I would not necessarily call this novel YA. Not that teen readers couldn’t enjoy it, certainly, and I’m sure many do, but it read more like adult allegorical fantasy to me. Regardless of your age, be warned of graphic violence and abuse (sexual, emotional, physical).

Because of the allegorical nature of the story, the “twist” is very obvious from early on, and so what drives the plot forward is not a question of where Ama came from/what “mysterious” past she has forgotten, and more the suspense of not knowing exactly how it will end. (I mean, we can hope that Ama will find a happy or at least less-miserable ending, but we don’t know what that will be.) Though there’s an old quip that the purpose of a novel is to create a compelling main character and then find the best ways to torture him/her/them, this novel is particularly torturous.

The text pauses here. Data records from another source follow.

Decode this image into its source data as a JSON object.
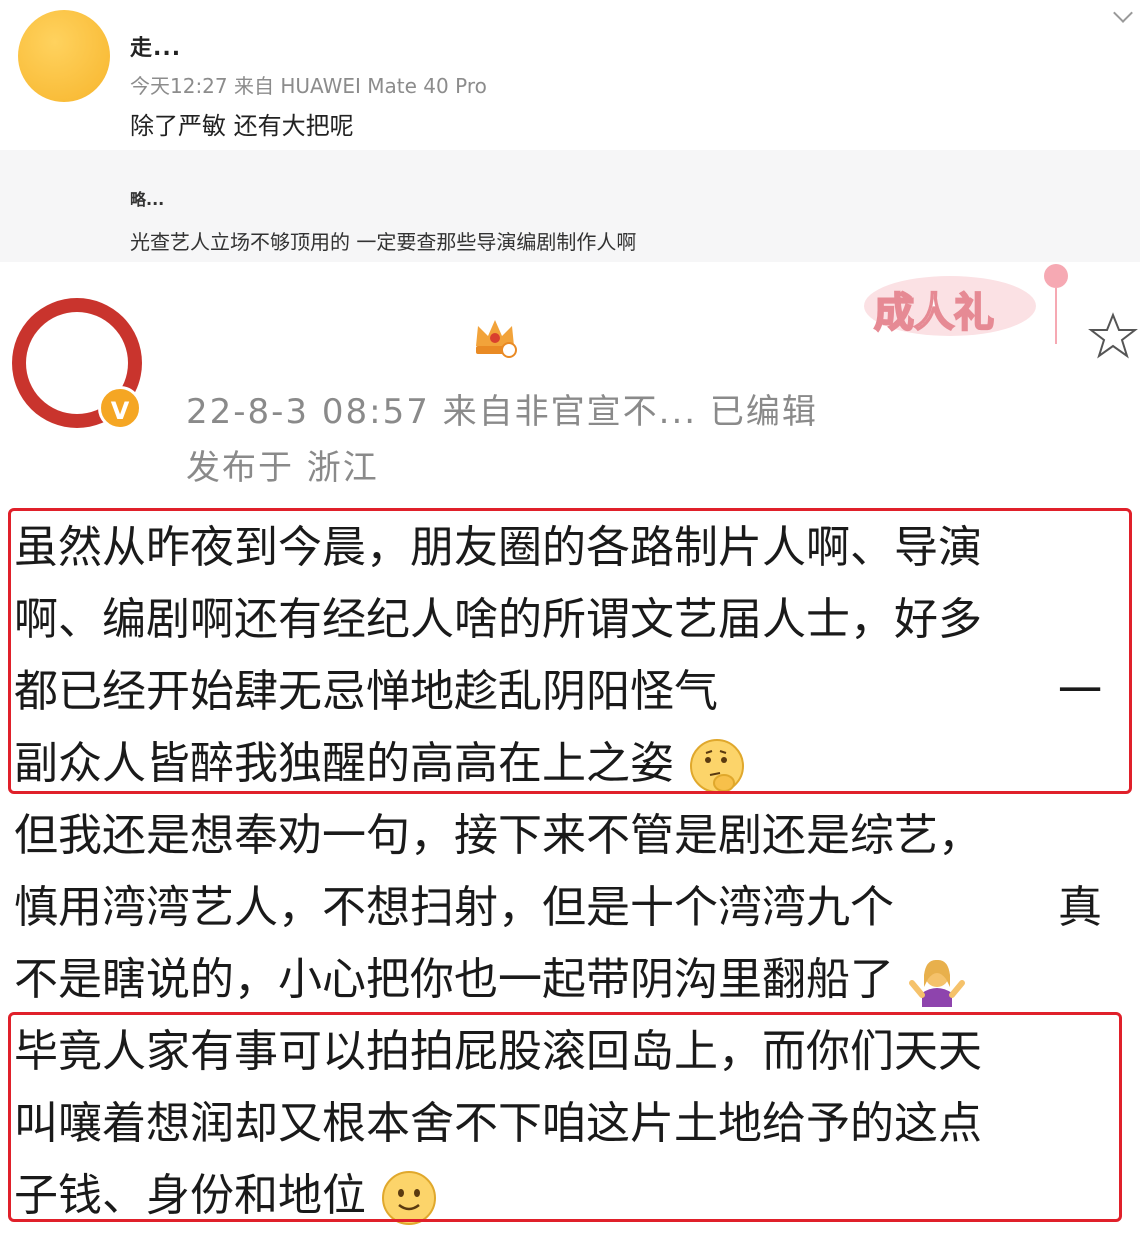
{
  "reply": {
    "username": "走...",
    "meta": "今天12:27  来自 HUAWEI Mate 40 Pro",
    "comment": "除了严敏 还有大把呢",
    "sub_username": "略...",
    "sub_comment": "光查艺人立场不够顶用的 一定要查那些导演编剧制作人啊"
  },
  "post": {
    "badge_text": "成人礼",
    "verified_label": "V",
    "meta": "22-8-3 08:57  来自非官宣不...   已编辑",
    "location": "发布于 浙江",
    "lines": [
      "虽然从昨夜到今晨，朋友圈的各路制片人啊、导演",
      "啊、编剧啊还有经纪人啥的所谓文艺届人士，好多",
      "都已经开始肆无忌惮地趁乱阴阳怪气",
      "副众人皆醉我独醒的高高在上之姿",
      "但我还是想奉劝一句，接下来不管是剧还是综艺，",
      "慎用湾湾艺人，不想扫射，但是十个湾湾九个",
      "不是瞎说的，小心把你也一起带阴沟里翻船了",
      "毕竟人家有事可以拍拍屁股滚回岛上，而你们天天",
      "叫嚷着想润却又根本舍不下咱这片土地给予的这点",
      "子钱、身份和地位"
    ],
    "line3_tail": "一",
    "line6_tail": "真"
  },
  "colors": {
    "highlight_border": "#e0202a",
    "meta_gray": "#8a8a8a",
    "avatar_red": "#c9342d",
    "vip_gold": "#f5a623"
  },
  "icons": [
    "chevron-down-icon",
    "crown-vip-icon",
    "coming-of-age-badge-icon",
    "star-icon",
    "thinking-face-icon",
    "shrug-woman-icon",
    "smile-face-icon"
  ]
}
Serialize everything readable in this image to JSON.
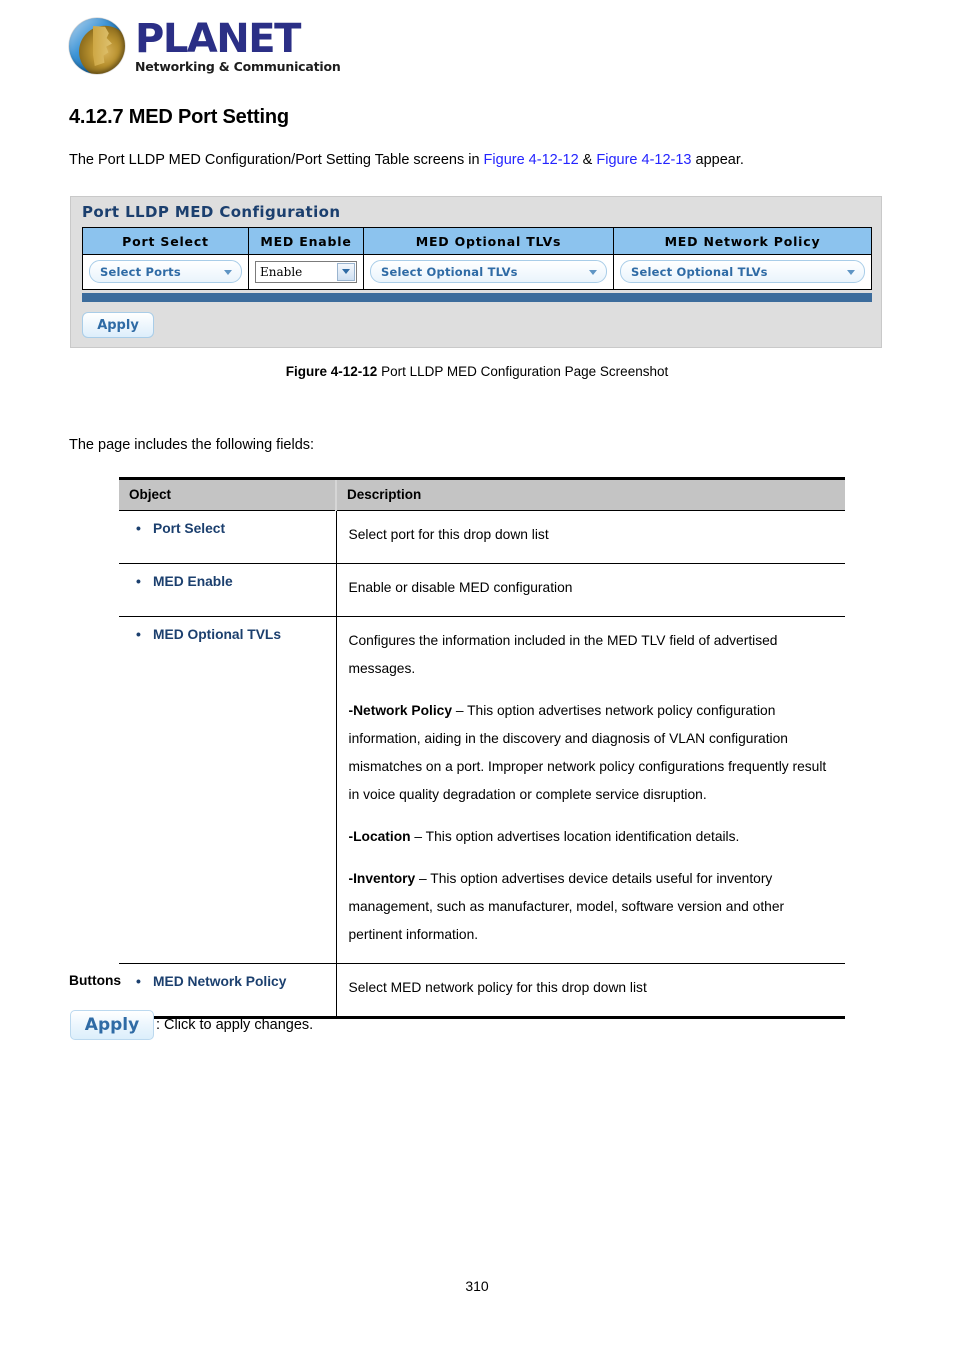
{
  "brand": {
    "name": "PLANET",
    "tagline": "Networking & Communication",
    "logo_icon": "planet-globe-icon"
  },
  "section": {
    "number_title": "4.12.7 MED Port Setting",
    "intro_prefix": "The Port LLDP MED Configuration/Port Setting Table screens in ",
    "xref_1": "Figure 4-12-12",
    "intro_mid": " & ",
    "xref_2": "Figure 4-12-13",
    "intro_suffix": " appear."
  },
  "panel": {
    "title": "Port LLDP MED Configuration",
    "headers": {
      "port_select": "Port Select",
      "med_enable": "MED Enable",
      "med_optional_tlvs": "MED Optional TLVs",
      "med_network_policy": "MED Network Policy"
    },
    "controls": {
      "port_select_value": "Select Ports",
      "med_enable_value": "Enable",
      "med_optional_tlvs_value": "Select Optional TLVs",
      "med_network_policy_value": "Select Optional TLVs"
    },
    "apply_label": "Apply",
    "colors": {
      "header_blue": "#8cc3ee",
      "footer_blue": "#3c6c9c",
      "panel_gray": "#dedede",
      "title_navy": "#1b3f6e"
    }
  },
  "figure_caption": {
    "label": "Figure 4-12-12",
    "text": " Port LLDP MED Configuration Page Screenshot"
  },
  "fields_note": "The page includes the following fields:",
  "table": {
    "headers": [
      "Object",
      "Description"
    ],
    "rows": [
      {
        "object": "Port Select",
        "description": [
          "Select port for this drop down list"
        ]
      },
      {
        "object": "MED Enable",
        "description": [
          "Enable or disable MED configuration"
        ]
      },
      {
        "object": "MED Optional TVLs",
        "description": [
          "Configures the information included in the MED TLV field of advertised messages.",
          "-Network Policy – This option advertises network policy configuration information, aiding in the discovery and diagnosis of VLAN configuration mismatches on a port. Improper network policy configurations frequently result in voice quality degradation or complete service disruption.",
          "-Location – This option advertises location identification details.",
          "-Inventory – This option advertises device details useful for inventory management, such as manufacturer, model, software version and other pertinent information."
        ],
        "bold_leads": [
          "",
          "-Network Policy",
          "-Location",
          "-Inventory"
        ]
      },
      {
        "object": "MED Network Policy",
        "description": [
          "Select MED network policy for this drop down list"
        ]
      }
    ]
  },
  "buttons_section": {
    "heading": "Buttons",
    "apply_label": "Apply",
    "apply_description": ": Click to apply changes."
  },
  "page_number": "310"
}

Ama is forced to suffer until she must break one way or the other–either become a rabbit or a cat, as one character puts it.

I think the key to enjoying this novel would be first to savor the gorgeous prose. And second to remember that it is allegory. All characters are (I believe intentionally) underdeveloped. The point of the novel is to turn fairytale traditions on their heads (especially the trope of the prince earning a maiden’s “hand” in marriage by “saving her,” often by some form of sexual/romantic act like a kiss or–as in the original Sleeping Beauty fairytale–rape), and with this purpose in mind it’s the symmetry of actions that becomes important. Predator/prey relationships feature throughout with human characters (Ama in particular) switching between the two groups. There are some reviewers who have felt the ending is arbitrary. I disagree. I won’t spoil it (insofar as it isn’t obvious) but the groundwork is laid for the specific moment even before Emory fights the dragon at the beginning. Again, it’s all about the parallels in this story. Hunter and hunted. Predator and prey.

As much as I do believe the book is well-written, I cannot think of a teenager to whom I would recommend it. I’m not saying that teen isn’t out there, but I’d have to know for certain that she/he/they were not a survivor of sexual violence or abuse of any kind. Full disclosure, I had to stop about 1/2 of the way through and just skimmed to the ending because the graphic violence and (particularly the emotional) abuse was too much for me. And while I know that some books are more disturbing to adults than to children because we bring a different set of experiences to them (e.g. The Giver as traumatizing for parents but not for kids who don’t have babies of their own), that is not the case with this novel. Arnold intends all readers to be deeply disturbed; if you’re not disturbed, you missed the point. It’s a well-crafted book, but proceed with caution–especially when recommending it to others.